In December the Chief Data Scientist of the United States, DJ Patil, sat down with the podcasters at Partially Derivative to talk about a number of data related subjects. If you haven’t listened to the podcast yet, I highly recommend it, it’s both enjoyable and informative. While the interview covers a wide range of subjects, what stuck with me was DJ Patil’s comment about being a force multiplier.
“You [Data Scientists] should be in a role where you are ridiculously, overwhelmingly impactful. If you are not, figure out how to be ridiculously impactful or go find another place where you can be. The ability to singularly be a force multiplier…not like a 1x, a 2x, a 3x…a 10x, a 100x force multiplier on any problem has never been more true. We have easy ability to have access to technology. Data ubiquity is there. And more than anything else, the ability to have a combination of some data with domain expertise allows a different type of integration that we have just not seen in recent times.”
Brilliantly said, and it sparked within me a thought; What are the multipliers that can make us the most effective people we can be?
As Colin Powell stated, “Perpetual Optimism is a Force Multiplier.” This is one of the tenets of his leadership. If you spend your work days in perpetual cynicism, thinking that the leadership doesn’t care or understand, that the company is profit-at-all-costs, that your co-workers are disenfranchised, that every problem is an obstacle…you will be hobbled.
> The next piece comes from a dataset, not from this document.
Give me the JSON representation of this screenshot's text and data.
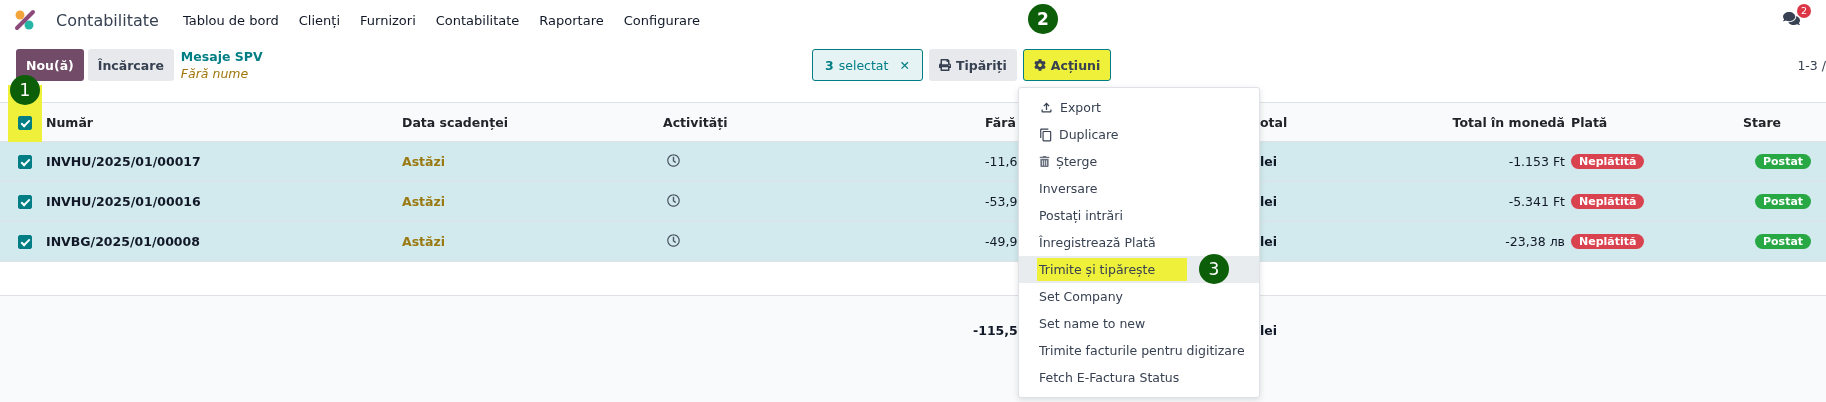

In such a dark world, why bother putting anything but the minimum of effort forth at all? Be one of those people who simply justify their salary. Why not?
In contradistinction, be perpetually optimistic. Find that problems are challenges. (I’m aware of how cliché that is by the way). Inspire your so-called disenfranchised co-workers to see projects and work in a more positive and challenging light. Understand the challenges that leadership faces without knowing all the details and believe your company is fundamentally a force for good.
Passion is an incredible multiplier, probably more so than any other. If you find that you are not passionate in your job, find a way to make it passionate. If you are unable, then you need to leave. Passion leads us to a state of flow that increases productivity to an incalculable level. Passion will cure cancer, passion will stop aging, passion will and has changed the world at a magnitude that is hard to quantify. Passion is Walt Whitman, Ray Kurzweil, Einstein and James Joyce. Those are daunting people against which to measure yourself…but without passion, they are abstractions akin to fictional characters.
I’m not sure I can explain my passion for Data Science…add that passion to a passion for a subject and you have an exponential force multiplier. Data Scientists in all forms are OBLIGATED to provide a force multiplier in their fields. (The all caps was intentional). It is not about money, it is not about position…we are in a transformative period in human history. Work we do will help with identifying gene expressions that help with the cure for cancer. Work we do will help stop violence and atrocities in our cities. Work we do will reform policy at a federal and state level that make our country a better place to live. Our work helps physicists, doctors, research scientists, astronomers, economists, social scientists….the list goes on. This is the era where the developers (data scientists) and field professionals from across the aisle get up and realize they work better together than apart.
What do these force multipliers look like? I’ve given this some thought and we’ll start with what tradition says.
Skill + Experience = Value
Add the first multiplier.
(Skill + Experience) * Perpetual Optimism = Value ^ 2
Add the second multiplier.
((Skill + Experience) * Perpetual Optimism) * Passion = Value ^ 3
Finally, throw in those data science skills.
(((Skill + Experience) * Perpetual Optimism) * Passion) * Data Science = Value ^ 4
Those multipliers add up quickly, and while this may seem an exaggeration, I assure you it is not. I’ve worked on projects where passion, optimism and a splash of data science skills led to 1000X process improvements. On your jobs, remember these criteria, don’t let the urgent get in the way of the important, and remember the words of DJ Patil…” If you are not, figure out how to be ridiculously overwhelmingly impactful or go find another place where you can be.” As data scientists, you have an obligation to be “ridiculously overwhelmingly impactful.”